A 2011 spot depicting Robert Mugabe getting shot with a water pistol lead to so many bomb threats that the brand had to shut down stores in South Africa and Mozambique; during the last U.S. government shutdown, in 2013, Nando’s ran a free boneless chicken promotion as a critique of Congress’ perceived spinelessness.
“Because they’re in the restaurant industry, much of the people they employ are immigrants, minorities, people of color, women,” French said of Nando’s. “All these sorts that, given the current environment the past several months, have been under a little bit of scrutiny.”
Based on that track record and reputation, the question wasn’t whether Nando’s would do something about the inauguration it was about how best to tackle it, and in a way that made an outsized impact with Nando’s smaller U.S. presence and budget.
“There was a very long road to get here,” French said.

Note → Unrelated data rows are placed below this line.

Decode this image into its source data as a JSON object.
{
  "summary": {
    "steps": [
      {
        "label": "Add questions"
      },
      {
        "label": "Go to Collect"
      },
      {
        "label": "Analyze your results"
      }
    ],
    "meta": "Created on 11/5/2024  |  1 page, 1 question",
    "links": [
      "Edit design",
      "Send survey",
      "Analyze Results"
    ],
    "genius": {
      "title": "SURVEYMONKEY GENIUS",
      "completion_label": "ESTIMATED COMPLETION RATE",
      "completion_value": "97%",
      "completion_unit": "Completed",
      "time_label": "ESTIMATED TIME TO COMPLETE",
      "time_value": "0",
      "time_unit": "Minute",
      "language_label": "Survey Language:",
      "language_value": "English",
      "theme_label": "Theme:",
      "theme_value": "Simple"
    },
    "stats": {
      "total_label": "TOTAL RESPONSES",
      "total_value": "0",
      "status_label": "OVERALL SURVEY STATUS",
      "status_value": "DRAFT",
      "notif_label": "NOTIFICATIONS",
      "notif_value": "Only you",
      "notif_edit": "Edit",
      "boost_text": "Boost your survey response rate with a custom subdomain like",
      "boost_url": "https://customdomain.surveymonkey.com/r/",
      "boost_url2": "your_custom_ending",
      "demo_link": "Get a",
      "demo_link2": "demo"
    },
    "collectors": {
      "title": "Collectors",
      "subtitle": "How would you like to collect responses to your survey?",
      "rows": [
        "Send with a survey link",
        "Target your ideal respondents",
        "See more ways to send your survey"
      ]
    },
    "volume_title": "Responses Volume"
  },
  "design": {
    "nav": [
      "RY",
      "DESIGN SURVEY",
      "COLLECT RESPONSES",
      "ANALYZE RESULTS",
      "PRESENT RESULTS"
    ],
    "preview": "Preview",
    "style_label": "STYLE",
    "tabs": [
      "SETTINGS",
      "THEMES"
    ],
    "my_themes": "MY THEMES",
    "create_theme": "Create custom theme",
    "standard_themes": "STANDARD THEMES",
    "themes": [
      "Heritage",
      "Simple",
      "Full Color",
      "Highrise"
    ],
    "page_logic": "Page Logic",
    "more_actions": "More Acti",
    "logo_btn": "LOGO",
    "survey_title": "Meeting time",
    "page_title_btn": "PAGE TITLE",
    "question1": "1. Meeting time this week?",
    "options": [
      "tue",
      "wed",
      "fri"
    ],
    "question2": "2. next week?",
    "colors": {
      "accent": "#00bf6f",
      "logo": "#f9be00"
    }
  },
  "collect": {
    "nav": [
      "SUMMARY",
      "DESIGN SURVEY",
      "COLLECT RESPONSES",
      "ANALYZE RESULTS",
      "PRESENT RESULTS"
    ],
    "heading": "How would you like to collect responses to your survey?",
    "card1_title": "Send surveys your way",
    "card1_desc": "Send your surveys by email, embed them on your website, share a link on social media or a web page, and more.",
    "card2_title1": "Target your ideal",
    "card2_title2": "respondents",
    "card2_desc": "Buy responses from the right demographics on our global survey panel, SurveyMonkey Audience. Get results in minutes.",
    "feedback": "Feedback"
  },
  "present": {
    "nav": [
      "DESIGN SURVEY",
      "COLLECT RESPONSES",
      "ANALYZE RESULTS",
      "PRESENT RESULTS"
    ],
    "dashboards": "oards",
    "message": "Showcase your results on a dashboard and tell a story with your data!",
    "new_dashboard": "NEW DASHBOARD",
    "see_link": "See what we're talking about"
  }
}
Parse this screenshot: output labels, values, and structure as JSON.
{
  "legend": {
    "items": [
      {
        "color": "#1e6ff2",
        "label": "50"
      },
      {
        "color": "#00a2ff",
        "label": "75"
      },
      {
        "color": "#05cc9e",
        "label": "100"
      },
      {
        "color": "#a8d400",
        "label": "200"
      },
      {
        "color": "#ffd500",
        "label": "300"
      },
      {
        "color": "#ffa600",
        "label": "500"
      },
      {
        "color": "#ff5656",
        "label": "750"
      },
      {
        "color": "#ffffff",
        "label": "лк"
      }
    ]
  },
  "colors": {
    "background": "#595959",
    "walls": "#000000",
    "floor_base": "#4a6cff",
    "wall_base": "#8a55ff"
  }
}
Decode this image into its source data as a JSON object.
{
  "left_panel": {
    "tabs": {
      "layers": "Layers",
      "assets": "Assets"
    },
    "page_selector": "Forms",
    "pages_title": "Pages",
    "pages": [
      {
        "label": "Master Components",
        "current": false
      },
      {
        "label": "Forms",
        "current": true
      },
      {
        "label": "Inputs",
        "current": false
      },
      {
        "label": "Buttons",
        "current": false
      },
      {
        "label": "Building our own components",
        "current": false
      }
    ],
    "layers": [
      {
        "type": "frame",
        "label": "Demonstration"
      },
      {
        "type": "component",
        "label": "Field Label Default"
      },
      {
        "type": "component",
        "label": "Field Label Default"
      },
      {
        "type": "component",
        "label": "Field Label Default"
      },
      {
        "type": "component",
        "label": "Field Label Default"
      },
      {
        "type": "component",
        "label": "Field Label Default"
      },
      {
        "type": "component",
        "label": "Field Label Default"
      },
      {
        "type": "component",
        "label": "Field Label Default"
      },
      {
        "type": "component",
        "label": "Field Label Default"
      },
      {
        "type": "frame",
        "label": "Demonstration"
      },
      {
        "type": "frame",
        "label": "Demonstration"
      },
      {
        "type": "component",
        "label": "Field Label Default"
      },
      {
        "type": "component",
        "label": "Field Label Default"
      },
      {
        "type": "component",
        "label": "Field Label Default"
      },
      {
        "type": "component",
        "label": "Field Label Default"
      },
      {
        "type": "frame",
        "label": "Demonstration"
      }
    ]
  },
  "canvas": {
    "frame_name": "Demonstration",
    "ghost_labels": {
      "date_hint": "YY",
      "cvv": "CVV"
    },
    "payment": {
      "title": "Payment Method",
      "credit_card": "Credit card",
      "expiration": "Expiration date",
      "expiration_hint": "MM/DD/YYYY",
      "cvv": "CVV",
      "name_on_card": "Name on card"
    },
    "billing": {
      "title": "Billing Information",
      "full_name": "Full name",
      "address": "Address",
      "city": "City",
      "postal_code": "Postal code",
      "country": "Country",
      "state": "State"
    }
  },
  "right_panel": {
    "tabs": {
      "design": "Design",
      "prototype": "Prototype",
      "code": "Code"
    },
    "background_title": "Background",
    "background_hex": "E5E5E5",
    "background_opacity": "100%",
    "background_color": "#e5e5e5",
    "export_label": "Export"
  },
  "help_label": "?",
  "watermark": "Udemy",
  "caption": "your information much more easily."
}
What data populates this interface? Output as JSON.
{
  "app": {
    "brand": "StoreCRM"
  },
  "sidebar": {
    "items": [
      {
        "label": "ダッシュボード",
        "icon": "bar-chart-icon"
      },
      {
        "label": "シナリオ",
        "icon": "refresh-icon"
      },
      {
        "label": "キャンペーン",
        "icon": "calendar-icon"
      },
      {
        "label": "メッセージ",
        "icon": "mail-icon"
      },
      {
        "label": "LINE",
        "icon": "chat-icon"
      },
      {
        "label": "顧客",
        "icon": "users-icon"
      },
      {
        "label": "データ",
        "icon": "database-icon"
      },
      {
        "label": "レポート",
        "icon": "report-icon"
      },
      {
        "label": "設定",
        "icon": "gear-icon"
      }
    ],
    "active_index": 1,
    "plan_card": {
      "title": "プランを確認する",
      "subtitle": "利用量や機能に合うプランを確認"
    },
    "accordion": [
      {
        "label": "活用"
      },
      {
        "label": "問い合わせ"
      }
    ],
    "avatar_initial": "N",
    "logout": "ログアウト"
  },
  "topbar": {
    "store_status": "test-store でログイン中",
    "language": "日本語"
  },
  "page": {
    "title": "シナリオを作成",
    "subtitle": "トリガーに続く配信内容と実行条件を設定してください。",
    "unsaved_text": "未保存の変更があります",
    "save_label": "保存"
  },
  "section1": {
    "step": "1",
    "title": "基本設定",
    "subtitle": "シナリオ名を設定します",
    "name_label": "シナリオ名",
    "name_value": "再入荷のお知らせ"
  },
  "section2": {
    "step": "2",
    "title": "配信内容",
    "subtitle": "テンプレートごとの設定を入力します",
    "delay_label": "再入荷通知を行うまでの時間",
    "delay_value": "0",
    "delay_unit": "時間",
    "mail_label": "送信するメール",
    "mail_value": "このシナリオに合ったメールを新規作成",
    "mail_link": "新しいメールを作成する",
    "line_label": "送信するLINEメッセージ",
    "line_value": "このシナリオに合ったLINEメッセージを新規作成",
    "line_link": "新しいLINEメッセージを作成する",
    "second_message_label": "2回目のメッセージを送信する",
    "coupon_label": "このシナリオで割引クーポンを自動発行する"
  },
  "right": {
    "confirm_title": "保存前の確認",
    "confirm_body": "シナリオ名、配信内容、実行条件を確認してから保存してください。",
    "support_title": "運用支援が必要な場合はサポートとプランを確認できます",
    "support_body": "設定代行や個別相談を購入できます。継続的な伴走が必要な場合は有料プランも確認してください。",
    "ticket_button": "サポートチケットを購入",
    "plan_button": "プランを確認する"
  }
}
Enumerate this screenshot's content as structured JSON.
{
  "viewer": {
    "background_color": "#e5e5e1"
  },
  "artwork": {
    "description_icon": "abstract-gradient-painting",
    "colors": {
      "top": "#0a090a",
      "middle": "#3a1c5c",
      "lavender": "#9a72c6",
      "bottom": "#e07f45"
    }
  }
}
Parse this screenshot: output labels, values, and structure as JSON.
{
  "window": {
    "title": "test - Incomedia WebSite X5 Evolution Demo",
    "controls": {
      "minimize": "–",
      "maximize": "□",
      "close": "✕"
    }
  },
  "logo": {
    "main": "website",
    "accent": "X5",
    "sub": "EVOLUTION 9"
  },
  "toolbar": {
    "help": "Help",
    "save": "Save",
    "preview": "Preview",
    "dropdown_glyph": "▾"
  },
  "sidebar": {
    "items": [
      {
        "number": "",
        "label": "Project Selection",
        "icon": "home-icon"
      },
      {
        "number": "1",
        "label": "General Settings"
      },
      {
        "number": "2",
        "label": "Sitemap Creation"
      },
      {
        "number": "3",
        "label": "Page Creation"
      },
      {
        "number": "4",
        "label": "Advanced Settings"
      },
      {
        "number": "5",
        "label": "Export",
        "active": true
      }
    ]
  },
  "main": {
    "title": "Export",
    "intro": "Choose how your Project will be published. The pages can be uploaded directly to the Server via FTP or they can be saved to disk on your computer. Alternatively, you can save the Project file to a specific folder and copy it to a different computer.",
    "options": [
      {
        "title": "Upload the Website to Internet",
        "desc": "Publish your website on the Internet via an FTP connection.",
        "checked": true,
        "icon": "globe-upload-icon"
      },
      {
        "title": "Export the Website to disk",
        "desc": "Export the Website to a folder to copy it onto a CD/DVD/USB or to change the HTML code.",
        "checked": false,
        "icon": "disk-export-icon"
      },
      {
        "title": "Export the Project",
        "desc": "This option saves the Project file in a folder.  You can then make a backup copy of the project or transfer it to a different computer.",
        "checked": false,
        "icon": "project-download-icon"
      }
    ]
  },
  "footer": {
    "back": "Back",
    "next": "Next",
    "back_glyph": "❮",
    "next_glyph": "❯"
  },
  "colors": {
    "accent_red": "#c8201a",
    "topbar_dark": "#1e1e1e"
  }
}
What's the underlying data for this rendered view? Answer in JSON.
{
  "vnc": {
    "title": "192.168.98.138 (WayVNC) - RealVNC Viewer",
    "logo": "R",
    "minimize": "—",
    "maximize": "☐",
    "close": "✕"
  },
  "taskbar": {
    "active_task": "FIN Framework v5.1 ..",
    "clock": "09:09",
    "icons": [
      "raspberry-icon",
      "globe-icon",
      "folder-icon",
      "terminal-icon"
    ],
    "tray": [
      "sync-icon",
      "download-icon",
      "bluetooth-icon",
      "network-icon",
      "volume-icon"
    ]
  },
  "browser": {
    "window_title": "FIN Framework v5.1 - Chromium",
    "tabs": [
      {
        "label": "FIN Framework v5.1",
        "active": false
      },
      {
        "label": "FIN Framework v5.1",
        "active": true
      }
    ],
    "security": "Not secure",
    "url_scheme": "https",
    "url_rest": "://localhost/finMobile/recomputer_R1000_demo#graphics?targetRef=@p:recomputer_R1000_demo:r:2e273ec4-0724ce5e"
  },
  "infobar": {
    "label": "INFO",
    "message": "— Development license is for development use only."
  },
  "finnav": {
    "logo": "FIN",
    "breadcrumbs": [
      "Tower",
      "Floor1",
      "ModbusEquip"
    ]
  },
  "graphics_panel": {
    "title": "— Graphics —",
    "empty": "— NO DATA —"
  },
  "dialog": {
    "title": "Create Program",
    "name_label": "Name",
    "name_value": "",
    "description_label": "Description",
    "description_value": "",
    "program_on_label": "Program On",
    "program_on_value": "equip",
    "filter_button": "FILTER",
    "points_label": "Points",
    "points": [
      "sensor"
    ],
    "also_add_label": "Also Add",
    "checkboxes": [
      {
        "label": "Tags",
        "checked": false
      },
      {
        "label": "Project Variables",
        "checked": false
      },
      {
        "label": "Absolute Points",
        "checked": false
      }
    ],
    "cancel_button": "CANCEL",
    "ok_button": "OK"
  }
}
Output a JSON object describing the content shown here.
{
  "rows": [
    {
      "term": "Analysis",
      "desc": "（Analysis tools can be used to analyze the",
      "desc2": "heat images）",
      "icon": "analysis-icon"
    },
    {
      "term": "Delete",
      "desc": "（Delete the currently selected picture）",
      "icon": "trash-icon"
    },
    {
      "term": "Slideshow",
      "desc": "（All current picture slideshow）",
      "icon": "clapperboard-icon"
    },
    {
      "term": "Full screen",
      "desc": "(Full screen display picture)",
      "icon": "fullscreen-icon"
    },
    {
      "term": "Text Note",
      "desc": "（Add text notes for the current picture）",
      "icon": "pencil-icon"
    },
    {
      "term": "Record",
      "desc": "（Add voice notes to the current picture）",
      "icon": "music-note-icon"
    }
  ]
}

One of the biggest obstacles Nobody and Nando’s faced in creating #Everyone is Welcome oddly drew from how inclusive the copy could be. The broader the statement — claiming to be accepting of all religious groups instead of those viewed as being targeted, such as Muslims — ultimately dulled the campaign’s teeth.
“It was really important for the shareability of this to be able to make some people unhappy, make some people uncomfortable that is what was the strength of the campaign,” French said.
The final creative ultimately compromised with smaller subheads expanding on the statements made by the most prominently featured text, preserving the message but ensuring that all of the bases were covered in terms of inclusivity.
Despite these built-in risks, #Everyone is Welcome clearly and quickly connected where it counted. The first round of posters was successful enough that Nando’s printed another 60,000 to share for free, along with running additional press inserts and giving away stickers.
In total, French said that the campaign generated 5,000 Instagram posts and appeared in 2 million Twitter conversations, along with being a trending topic in the D.C. area for two days all with minimal social promotion. Celebrities French described as to the “left of Karl Marx” came out in support of it.
“And then something really strange happened because, as we got nearer to the inauguration, the protests started getting a little more serious and people started using our signs a corporate advertisement as a protest poster,” French said.
“#Everyone is Welcome” began popping up at marches across the country, from D.C. to Portland, OR, on public property and in Ubers. News outlets including The Washington Post, NPR’s “All Things Considered,” CNN, The New York Times and even international media like Al Jazeera picked up the story.
“But that was all driven by social interaction, and that was all driven by not what we think of as social media,” French said.
“I’m very passionate about the fact that social is not a channel. Social is a quality,” he explained. “So, social as you approach it, it doesn’t matter about Facebook, Twitter or anything like that — it matters, is this shareable? Will somebody talk about this? Does anyone care? The idea itself has to be something that people share.”